China on Track to Install 230 GW of Solar and Wind Capacity in 2023
Wind and solar project investment is likely to touch $140 billion this year
China is on track to install a record-breaking 230 GW of wind and solar capacity in 2023, more than twice as many installations as in the U.S. and Europe, research firm Wood Mackenzie has said in a report.
Wind and solar project investment for China is expected to reach $140 billion by 2023, according to the ‘How China Became the Global Renewables Leader’ report.
China removed its preferential feed-in tariffs for renewable energy projects in 2022 as the price for wind and solar fell, saving the government hundreds of dollars.
Nearly $455 million has been budgeted for grid investment from 2021-2025, which is 60% more than the previous decade. This includes long-distance transmission lines over 1,000 km long, which have enabled the development of more than 100 GW of renewable energy in inland China.
Grid-connected energy storage has seen China emerge as a leader, with capacity expected to double from 2020 to 67 GW in 2023 and 300 GW in 2030.
Other government initiatives target grid flexibility. China has been criticized for a pipeline of over 200 GW of coal plants under development, but new policies have also led to the creation of a fleet of more than 100 GW of flexible plants that burn less coal and are designed to ramp up to backup intermittent renewables.
China has also released new policies on the demand side, such as higher peak pricing and setting targets for 50-80 GW of Demand Side Management or “virtual power plants” by 2025, the report said.
Coal’s proportion in electricity production has steadily declined, having dropped by 10% over the previous five years to 55%. Nuclear power accounted for most of the remaining reduction, with renewable energy making about 80% of the total.
Low solar and wind curtailment rates, which reached 2% and 4% in 2022, have aided the growth of renewable energy sources. This greatly improves project economics compared to the curtailment of over 10% experienced before 2020.

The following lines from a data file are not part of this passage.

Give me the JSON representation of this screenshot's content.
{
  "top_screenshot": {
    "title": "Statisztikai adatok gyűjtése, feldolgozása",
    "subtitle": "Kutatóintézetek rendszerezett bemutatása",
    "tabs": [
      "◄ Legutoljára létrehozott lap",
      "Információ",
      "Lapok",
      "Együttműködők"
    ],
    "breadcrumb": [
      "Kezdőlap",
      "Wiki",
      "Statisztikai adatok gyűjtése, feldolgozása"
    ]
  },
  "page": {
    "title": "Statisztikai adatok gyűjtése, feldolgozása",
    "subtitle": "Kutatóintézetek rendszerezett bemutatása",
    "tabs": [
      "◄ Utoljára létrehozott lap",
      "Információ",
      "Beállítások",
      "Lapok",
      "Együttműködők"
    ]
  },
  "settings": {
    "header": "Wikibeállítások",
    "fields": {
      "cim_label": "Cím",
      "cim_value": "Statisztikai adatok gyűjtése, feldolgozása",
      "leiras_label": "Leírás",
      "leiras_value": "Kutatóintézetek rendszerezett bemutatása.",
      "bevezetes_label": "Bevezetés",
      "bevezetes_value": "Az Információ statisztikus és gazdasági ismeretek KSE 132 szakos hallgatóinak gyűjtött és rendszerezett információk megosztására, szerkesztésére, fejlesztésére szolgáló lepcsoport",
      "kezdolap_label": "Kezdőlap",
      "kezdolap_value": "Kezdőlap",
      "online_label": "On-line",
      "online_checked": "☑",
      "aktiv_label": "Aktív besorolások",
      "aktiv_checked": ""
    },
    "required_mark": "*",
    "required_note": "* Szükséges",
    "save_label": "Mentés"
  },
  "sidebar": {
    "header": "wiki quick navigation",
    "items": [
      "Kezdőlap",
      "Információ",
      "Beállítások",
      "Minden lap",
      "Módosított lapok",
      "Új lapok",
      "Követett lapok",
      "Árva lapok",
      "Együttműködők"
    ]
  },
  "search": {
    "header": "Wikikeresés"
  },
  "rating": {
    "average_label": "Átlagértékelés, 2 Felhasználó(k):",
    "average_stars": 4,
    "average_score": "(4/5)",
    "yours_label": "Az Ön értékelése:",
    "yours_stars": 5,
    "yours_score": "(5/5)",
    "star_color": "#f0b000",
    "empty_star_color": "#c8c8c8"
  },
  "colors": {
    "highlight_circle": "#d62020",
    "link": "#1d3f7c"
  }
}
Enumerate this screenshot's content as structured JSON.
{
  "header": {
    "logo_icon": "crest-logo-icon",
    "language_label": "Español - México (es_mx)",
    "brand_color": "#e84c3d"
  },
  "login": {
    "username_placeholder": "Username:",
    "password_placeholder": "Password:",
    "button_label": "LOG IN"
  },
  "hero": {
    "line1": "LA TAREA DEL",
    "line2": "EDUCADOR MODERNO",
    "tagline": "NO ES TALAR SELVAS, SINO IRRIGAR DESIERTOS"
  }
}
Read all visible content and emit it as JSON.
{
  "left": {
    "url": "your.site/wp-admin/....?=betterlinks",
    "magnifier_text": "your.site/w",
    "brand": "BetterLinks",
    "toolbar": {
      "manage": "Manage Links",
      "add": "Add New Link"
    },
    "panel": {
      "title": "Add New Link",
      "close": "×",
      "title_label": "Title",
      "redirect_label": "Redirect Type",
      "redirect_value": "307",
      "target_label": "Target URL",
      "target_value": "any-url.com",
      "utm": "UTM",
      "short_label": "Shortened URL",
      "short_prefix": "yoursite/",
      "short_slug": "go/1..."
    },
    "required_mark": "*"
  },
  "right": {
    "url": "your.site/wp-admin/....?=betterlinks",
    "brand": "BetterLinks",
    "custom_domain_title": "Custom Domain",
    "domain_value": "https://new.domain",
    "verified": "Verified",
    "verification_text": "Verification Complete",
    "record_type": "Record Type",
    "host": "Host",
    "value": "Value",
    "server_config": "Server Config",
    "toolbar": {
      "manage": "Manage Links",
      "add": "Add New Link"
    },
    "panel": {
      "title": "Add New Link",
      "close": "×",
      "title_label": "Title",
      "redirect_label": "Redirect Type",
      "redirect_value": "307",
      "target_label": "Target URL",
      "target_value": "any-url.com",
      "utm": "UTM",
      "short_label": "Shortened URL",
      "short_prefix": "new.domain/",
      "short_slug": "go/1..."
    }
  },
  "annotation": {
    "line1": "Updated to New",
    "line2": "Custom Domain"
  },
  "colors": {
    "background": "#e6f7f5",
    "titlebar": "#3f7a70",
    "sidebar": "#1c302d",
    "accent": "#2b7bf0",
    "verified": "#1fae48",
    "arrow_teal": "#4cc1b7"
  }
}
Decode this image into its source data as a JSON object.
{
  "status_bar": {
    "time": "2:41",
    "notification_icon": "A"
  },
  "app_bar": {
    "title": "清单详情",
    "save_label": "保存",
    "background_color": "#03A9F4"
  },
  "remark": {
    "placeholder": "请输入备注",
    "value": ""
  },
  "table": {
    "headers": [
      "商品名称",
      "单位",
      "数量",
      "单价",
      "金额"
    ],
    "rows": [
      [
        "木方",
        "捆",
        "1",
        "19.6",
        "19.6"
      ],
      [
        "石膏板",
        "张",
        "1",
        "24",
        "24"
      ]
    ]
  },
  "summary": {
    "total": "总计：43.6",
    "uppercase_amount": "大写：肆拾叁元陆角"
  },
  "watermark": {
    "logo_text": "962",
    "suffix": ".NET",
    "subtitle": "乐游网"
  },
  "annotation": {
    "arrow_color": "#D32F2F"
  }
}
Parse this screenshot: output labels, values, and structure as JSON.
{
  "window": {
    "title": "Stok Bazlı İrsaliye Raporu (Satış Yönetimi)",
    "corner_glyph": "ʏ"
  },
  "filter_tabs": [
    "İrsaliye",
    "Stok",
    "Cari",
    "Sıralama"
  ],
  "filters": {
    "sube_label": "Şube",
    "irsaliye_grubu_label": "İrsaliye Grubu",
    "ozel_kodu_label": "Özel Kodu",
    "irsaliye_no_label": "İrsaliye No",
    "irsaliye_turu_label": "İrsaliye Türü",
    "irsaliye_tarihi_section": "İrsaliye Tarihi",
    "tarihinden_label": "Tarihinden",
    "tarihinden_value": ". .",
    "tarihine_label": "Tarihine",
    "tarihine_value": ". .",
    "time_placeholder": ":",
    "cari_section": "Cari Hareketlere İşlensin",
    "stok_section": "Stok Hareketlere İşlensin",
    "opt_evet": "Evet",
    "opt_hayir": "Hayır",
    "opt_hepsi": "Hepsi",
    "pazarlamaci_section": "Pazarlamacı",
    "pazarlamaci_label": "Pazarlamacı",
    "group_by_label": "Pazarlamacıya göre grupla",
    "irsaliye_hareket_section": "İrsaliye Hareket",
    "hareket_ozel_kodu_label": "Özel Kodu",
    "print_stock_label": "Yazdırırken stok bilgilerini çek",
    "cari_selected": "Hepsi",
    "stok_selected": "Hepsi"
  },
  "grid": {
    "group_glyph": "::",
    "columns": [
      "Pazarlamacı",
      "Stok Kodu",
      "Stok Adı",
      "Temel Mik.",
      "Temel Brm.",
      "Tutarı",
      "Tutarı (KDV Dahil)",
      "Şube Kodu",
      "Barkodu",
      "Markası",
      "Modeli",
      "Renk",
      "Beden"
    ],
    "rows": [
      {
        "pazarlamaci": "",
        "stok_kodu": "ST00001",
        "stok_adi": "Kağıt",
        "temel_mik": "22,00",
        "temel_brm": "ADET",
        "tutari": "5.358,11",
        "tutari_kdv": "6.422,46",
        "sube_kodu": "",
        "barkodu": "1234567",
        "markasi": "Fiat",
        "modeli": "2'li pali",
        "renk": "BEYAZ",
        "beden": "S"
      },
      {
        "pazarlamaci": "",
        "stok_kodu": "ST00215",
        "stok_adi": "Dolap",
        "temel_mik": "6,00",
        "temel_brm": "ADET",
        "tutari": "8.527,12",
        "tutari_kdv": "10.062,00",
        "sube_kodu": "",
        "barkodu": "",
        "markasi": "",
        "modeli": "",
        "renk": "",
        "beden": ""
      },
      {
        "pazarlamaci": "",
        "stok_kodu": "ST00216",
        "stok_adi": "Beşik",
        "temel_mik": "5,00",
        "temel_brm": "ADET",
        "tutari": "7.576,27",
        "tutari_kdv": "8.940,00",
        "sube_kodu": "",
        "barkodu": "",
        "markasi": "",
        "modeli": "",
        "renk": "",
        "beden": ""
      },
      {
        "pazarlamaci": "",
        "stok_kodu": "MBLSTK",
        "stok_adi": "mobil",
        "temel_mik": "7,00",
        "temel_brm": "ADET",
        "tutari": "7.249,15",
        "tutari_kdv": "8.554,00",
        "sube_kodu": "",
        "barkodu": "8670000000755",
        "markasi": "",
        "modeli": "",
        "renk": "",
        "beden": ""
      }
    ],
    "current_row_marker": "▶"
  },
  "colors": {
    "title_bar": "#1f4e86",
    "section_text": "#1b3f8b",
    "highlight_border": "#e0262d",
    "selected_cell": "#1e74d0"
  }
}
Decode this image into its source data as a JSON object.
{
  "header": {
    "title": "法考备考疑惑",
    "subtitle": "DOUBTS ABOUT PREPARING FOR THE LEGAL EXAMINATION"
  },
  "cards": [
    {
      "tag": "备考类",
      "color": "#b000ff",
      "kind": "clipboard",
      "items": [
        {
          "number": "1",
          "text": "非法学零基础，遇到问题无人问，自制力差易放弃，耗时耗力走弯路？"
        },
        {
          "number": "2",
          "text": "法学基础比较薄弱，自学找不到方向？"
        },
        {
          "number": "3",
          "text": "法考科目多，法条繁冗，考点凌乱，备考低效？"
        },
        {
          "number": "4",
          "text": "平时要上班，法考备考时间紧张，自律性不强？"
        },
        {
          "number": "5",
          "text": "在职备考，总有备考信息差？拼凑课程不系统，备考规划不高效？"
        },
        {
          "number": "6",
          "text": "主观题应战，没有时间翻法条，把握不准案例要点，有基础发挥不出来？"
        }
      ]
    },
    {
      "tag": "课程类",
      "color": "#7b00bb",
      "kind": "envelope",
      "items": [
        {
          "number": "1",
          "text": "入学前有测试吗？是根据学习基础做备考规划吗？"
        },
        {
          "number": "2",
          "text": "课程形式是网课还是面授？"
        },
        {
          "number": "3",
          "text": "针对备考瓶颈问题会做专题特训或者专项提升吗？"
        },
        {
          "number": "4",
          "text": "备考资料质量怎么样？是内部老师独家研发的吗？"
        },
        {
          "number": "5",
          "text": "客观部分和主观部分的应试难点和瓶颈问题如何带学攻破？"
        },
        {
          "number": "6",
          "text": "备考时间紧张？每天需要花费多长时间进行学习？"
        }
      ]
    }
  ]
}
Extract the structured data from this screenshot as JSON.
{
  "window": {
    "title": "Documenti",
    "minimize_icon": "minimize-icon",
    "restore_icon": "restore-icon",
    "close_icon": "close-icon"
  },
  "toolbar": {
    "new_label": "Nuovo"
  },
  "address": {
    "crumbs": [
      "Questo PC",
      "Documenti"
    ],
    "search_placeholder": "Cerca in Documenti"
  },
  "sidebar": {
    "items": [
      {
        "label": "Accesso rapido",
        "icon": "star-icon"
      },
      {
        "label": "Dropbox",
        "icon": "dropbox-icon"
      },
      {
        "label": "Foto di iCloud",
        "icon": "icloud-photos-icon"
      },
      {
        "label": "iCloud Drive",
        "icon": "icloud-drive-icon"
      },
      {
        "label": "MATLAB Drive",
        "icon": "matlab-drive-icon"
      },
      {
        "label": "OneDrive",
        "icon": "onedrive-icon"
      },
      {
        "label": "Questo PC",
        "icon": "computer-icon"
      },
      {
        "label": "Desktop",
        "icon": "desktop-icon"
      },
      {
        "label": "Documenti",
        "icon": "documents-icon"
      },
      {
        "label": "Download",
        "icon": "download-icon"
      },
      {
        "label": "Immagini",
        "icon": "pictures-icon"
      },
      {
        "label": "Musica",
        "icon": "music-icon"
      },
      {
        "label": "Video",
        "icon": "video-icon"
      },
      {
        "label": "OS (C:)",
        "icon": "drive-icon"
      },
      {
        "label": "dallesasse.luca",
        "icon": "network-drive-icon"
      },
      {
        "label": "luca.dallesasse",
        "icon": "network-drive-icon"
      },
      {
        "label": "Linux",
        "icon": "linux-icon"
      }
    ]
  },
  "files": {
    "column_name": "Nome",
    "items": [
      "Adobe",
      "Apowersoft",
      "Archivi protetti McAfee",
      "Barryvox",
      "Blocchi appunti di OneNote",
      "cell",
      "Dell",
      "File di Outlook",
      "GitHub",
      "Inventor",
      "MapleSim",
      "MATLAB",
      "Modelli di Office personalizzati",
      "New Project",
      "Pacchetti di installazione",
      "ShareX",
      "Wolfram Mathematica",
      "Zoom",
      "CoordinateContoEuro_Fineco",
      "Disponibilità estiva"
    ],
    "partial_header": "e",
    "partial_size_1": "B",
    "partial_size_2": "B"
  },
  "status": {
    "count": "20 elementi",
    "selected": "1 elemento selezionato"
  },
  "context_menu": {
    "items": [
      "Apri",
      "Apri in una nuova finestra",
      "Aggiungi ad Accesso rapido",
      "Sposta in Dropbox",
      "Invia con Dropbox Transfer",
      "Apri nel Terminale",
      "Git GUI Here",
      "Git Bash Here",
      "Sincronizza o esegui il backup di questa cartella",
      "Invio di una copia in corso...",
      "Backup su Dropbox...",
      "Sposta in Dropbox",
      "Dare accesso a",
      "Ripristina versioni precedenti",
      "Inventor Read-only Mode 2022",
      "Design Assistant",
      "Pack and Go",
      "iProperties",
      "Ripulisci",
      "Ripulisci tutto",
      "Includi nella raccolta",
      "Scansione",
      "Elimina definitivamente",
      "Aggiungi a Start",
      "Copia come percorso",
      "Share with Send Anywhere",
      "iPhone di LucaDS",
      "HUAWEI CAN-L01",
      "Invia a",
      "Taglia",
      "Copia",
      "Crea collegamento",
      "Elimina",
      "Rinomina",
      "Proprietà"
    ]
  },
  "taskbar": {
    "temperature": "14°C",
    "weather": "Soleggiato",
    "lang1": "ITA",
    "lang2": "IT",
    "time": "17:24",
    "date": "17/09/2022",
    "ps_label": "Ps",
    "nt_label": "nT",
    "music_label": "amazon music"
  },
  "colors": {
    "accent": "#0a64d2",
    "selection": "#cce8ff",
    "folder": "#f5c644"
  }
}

Declining interest rates have increased falling costs in China, low energy costs, fierce competition among local suppliers, and government support for manufacturing and, research and development.
Alex Whitworth, Vice President and head of Asia Pacific Power and Renewables research at Wood Mackenzie, said: “While other markets are moderating renewables targets, China has pushed up its 2025 wind and solar outlook by 43% or 380 GW in just a few years.”
“China’s end-user power prices are less than half those in Europe or Australia, and this supports a strong competitive edge in global trade. The China power market is now larger than that of Europe and the US combined, so if it can succeed in transitioning to a high share of intermittent renewables while maintaining stable prices, that would be a historic achievement,” Whitworth added.